By opening their season with seven consecutive wins, the Montreal Canadiens have demonstrated that on any given night, they can beat any team in the league. Tonight, we'll find out if they can beat a team they're supposed to beat on most nights.
Last year, that didn't happen, as the Canadiens fell to the Sabres in three out of four games. The Sabres' win output against the Habs accounted for 13% of their win total for the season, and Montreal's futility against one of the most futile outfits in league history ultimately cost them the points that would have clinched the Presidents' Trophy.
As we've all observed, this year's team is different. This is the team that operates with a stubborn efficiency, never relenting until the final buzzer has sounded. With maximum talent and maximum effort, the Canadiens feel like a threat to score on every shift, and if they aren't pressuring their opponent, Carey Price is daring those opponents to try to capitalize.
There is no obvious weak spot built into this Montreal lineup. As the Habs are about to find out, however, this is not last year's Sabres team, either.
How to Watch
Start time: 7:00 PM ET
In the Canadiens region (French): RDS
In the Canadiens region (English): CITYM
In the Sabres region: MSG-B
Elsewhere: NHL GameCenter, NHL Center Ice
Tale of the Tape
|56.1||Score-Adjusted Corsi %||49.4|
|3.5||5v5 Goal Ratio||0.55|
Know Your Enemy
The Sabres record may not look promising, but this year's group is already showing signs of life that were never present last season.
With surprising depth through the top-nine, the Sabres can ice three talented lines, anchored by the talented centre trio of Ryan O'Reilly, Jack Eichel, and Zemgus Girgensons.
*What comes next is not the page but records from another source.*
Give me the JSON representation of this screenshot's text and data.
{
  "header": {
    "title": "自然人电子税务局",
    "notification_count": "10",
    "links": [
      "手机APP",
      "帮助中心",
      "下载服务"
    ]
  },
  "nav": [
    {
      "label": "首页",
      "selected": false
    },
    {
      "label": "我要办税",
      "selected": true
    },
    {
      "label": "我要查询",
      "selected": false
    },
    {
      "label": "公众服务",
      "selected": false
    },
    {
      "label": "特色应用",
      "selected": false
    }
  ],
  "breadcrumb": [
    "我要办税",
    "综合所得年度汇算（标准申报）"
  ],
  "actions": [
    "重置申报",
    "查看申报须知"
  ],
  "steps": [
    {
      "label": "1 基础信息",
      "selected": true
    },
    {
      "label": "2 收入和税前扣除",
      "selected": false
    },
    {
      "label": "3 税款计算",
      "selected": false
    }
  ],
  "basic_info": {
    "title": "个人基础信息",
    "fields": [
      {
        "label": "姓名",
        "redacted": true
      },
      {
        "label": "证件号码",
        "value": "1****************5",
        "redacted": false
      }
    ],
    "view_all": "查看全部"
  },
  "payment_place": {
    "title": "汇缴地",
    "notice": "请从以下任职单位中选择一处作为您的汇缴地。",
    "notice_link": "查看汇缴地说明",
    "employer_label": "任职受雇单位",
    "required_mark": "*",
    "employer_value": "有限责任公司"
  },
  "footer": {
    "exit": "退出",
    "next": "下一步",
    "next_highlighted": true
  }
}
In fact, O'Reilly and Tyler Ennis in particular have been quite effective at pushing the play with a bit of favourable zone deployment, and have been on the ice for 42 and 45 scoring chances for, respectively. To this point, neither has had those scoring chances culminate in a goal at even strength, understating the production of a team that is not quite managing two goals per game overall. With a team shooting percentage of 3.7%, exactly half of Montreal's 7.4% rate, the Sabres are due to start scoring.
But while the Buffalo offence attempts some imitation of Montreal's balanced attack, their defensive play leaves something to be desired. One of the more glaring issues is another facsimile of a Therrien strategy, but in Buffalo's case, the results have not been so positive.
The Habs have been able to ice Torrey Mitchell, Brian Flynn, and Devante Smith-Pelly in the defensive zone with impunity, as the trio has yet to give up a goal against at even strength. The Sabres have attempted something similar, and while the members of the fourth line have varied, the strategy and result have not. Johan Larsson, David Legwand, and Nicolas Deslauriers have started in their own zone more than any other Sabres, and the outcome hasn't been pretty. Despite playing fewer than 10 minutes per game, on average, those three players have already combined for 13 goals against at even strength this year. If the Canadiens can get their hot third line out against that group, there should be lots of opportunity to get to Chad Johnson.
Last Time Out
The Canadiens last meeting with the Sabres came on the heels of a disappointing loss to the Arizona Coyotes, and at the tail end of a stretch of particularly underwhelming play. The game, billed as Montreal's must-have opportunity for repentance for their hockey sins, ended just as disappointingly and underwhelmingly as the games that preceded it.
The Habs sloppy play, not dissimilar to that of a "posse of drunken circus clowns", had them down 3-1 before they decided to start playing, and sadly, the Canadiens did not leave themselves enough time to overcome that disadvantage.
While Montreal would finally turn things around the following game against New Jersey, it was too late to prevent this game from going down as a prime candidate for the climax of the 2014-15 Canadiens blooper reel.
When the Habs began their week by shutting out the St. Louis Blues, an elite team even while short-staffed, the sense of optimism surrounding Montreal's miraculous start to the season grew even greater. If the Habs can manage to beat a team they have no business losing to, the foundation of this special season will grow even sturdier.